The activities are as follows:
- Teacher Guide
- Student activity, Graph Type A, Level 3
- Student activity, Graph Type B, Level 3
- Student activity, Graph Type C, Level 3
- Grading Rubric
Casey is a biologist who grew up with dogs as pets. His dogs were all the same species and had some things in common – they all had a tail, ears, and fur. But, each dog also had its own unique appearance – tail length, ear shape, and fur color. These things are called traits. Casey became interested in how slight differences in traits make individuals unique.
As Casey observed in dogs, not all individuals in the same species are exactly alike. This is also true in plants. When we look closely at individual plants of the same species, we often see that each is slightly different from the next. Some grow faster. Some have more leaves than others. Some are better at defending themselves against herbivores that might eat them.
People move species around the globe, and some of these species cause problems where they are introduced. These trouble-making species are called invasive species. Casey wanted to apply what he knew about trait differences to the environment around him, so he chose to study invasive plants and their traits. He wants to know what it is about invasive species that make them able to invade. Casey thought that maybe certain traits cause invasive species to be more troublesome than others. The individual plants that have invaded other parts of the world might have different traits that made them successful in that environment. Plants in their new invasive range might be slightly different than plants in the native range where they came from.
Along with other members of his lab, Casey is studying an invasive plant species called burr clover. The lab collected seeds of burr clover from all different parts of the world. Some of the seeds came from the native range around the Mediterranean Sea (e.g. Italy, France, and Morocco) and some came from areas where they are invasive (e.g. Japan, Brazil, and the United States). The plants from the invasive range have already proven that they can invade new areas. Studying traits in native and invasive ranges would allow Casey to learn more about how those individuals invaded in the first place. Because Casey thought trait differences might have caused certain individuals of burr clover to become invasive, he predicted that individuals from the invasive range would have different traits than those from the native range.

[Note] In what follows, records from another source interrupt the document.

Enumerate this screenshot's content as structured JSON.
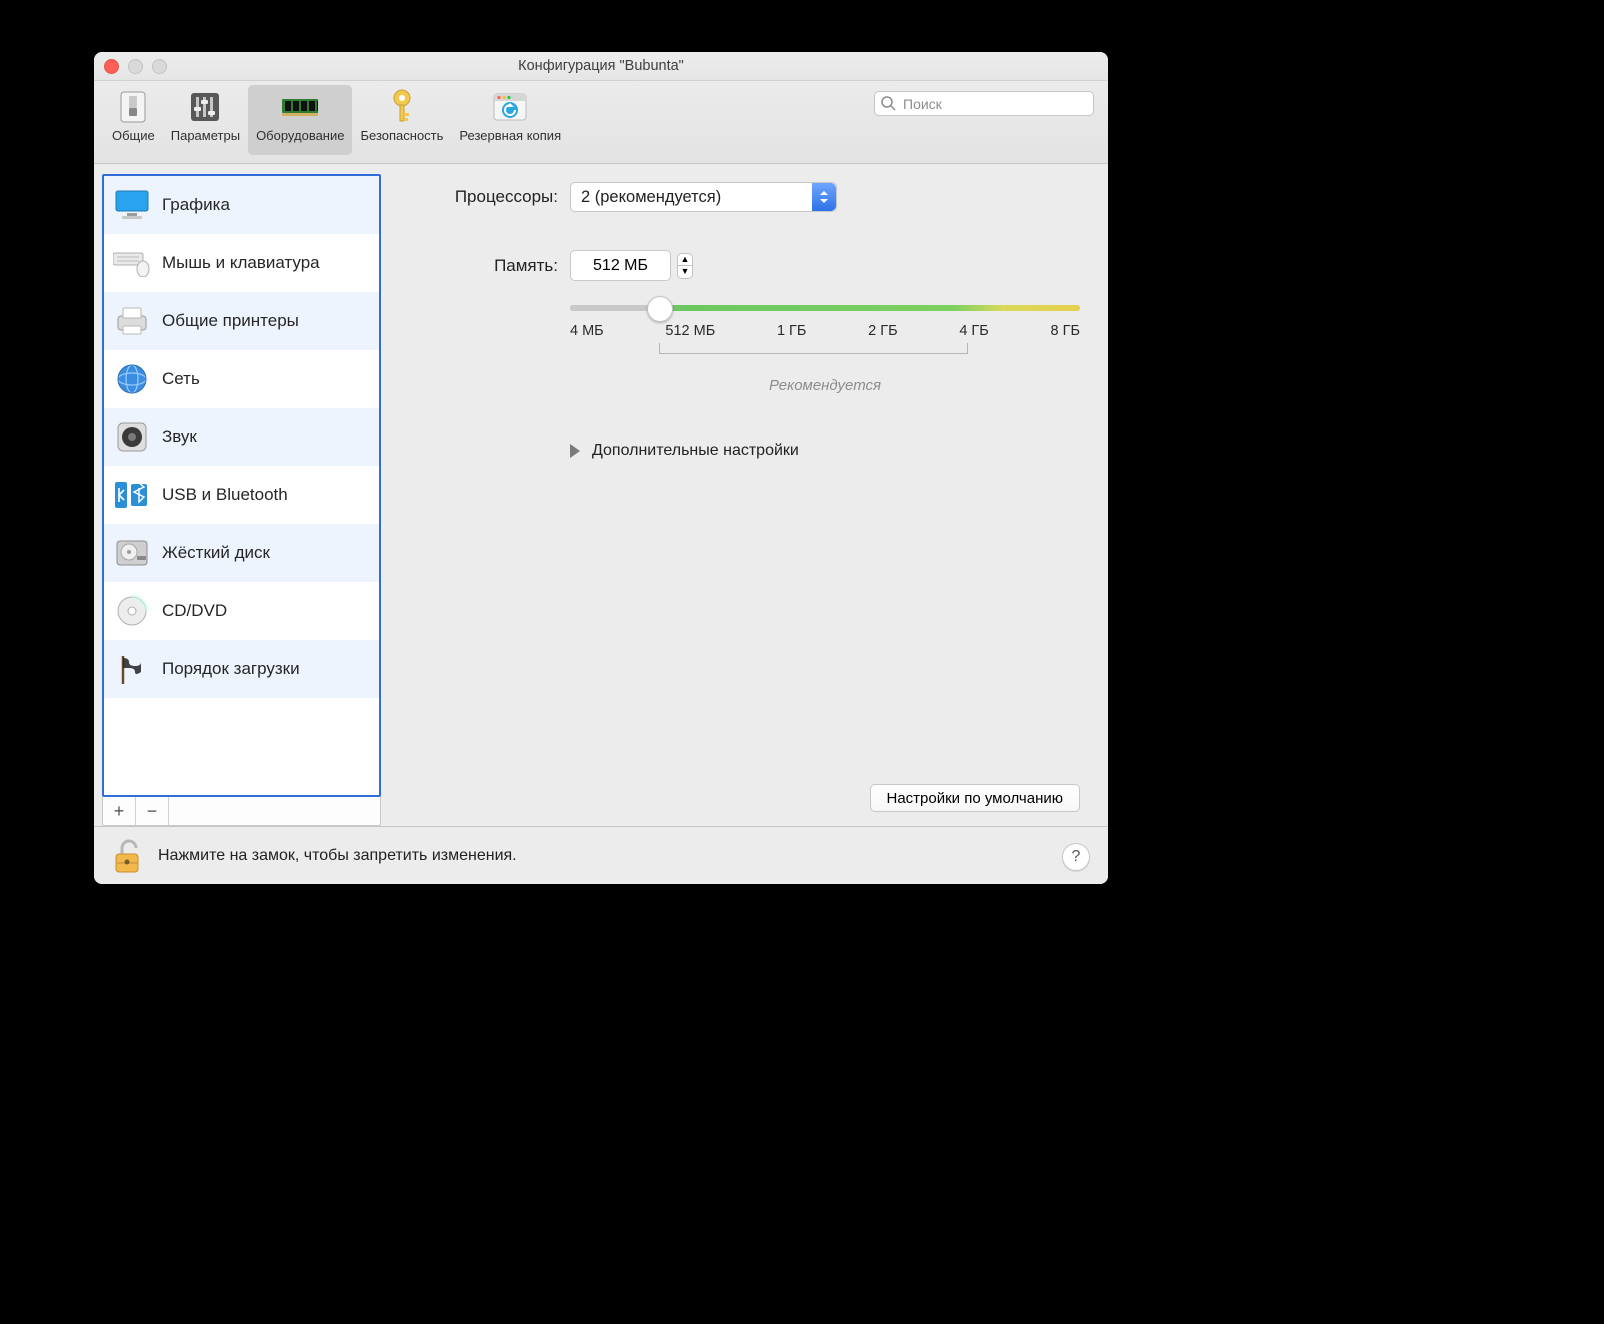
{
  "window": {
    "title": "Конфигурация \"Bubunta\""
  },
  "toolbar": {
    "items": [
      {
        "label": "Общие"
      },
      {
        "label": "Параметры"
      },
      {
        "label": "Оборудование"
      },
      {
        "label": "Безопасность"
      },
      {
        "label": "Резервная копия"
      }
    ],
    "search_placeholder": "Поиск"
  },
  "sidebar": {
    "items": [
      {
        "label": "Графика"
      },
      {
        "label": "Мышь и клавиатура"
      },
      {
        "label": "Общие принтеры"
      },
      {
        "label": "Сеть"
      },
      {
        "label": "Звук"
      },
      {
        "label": "USB и Bluetooth"
      },
      {
        "label": "Жёсткий диск"
      },
      {
        "label": "CD/DVD"
      },
      {
        "label": "Порядок загрузки"
      }
    ],
    "add_label": "+",
    "remove_label": "−"
  },
  "main": {
    "cpu_label": "Процессоры:",
    "cpu_value": "2 (рекомендуется)",
    "mem_label": "Память:",
    "mem_value": "512 МБ",
    "slider_ticks": [
      "4 МБ",
      "512 МБ",
      "1 ГБ",
      "2 ГБ",
      "4 ГБ",
      "8 ГБ"
    ],
    "recommended_label": "Рекомендуется",
    "advanced_label": "Дополнительные настройки",
    "defaults_label": "Настройки по умолчанию"
  },
  "footer": {
    "lock_text": "Нажмите на замок, чтобы запретить изменения.",
    "help": "?"
  }
}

The lab decided to look at one trait in particular – how much an individual plant was affected by herbivores, which is called tolerance. The most tolerant individuals can still grow and produce fruits, even when herbivores eat a lot of their tissue. Casey thought that individuals from the invasive range would be more tolerant than individuals from the native range. One reason the invading individuals may have been successful is that they were more tolerant of herbivores in their new environment.The fruits contain seeds that make new plants, so plants that make more fruits can invade more easily. If individuals from the invasive range can make more fruits, even when herbivores are around, then they may reproduce and spread more quickly.
So, Casey and his lab collected seeds from 22 individual plants from the native range and 22 individual plants from the invasive range. Each plant produces many seeds, so they collected several seeds from each individual. They created 24 2×2-meter plots in a field in California. Into each plot they planted 2-4 seeds from each individual plant and the seeds were planted in a random order in each plot. In all, there were 3,349 plants! In half of the plots, they removed any insects that might eat the plants. To do this they randomly chose half of the plots and sprayed them with insecticide, which kills insects. They sprayed the other half of the plots with water as a control. They wanted to know how many fruits were made by plants under good conditions so they could compare to plants that are being eaten by herbivores. After the plants grew all spring, they measured how many small, spiky fruits each plant produced. They compared how many fruits each plant produced in the plots with insects and the plots without insects.
Featured scientist: Casey terHorst from California State University, Northridge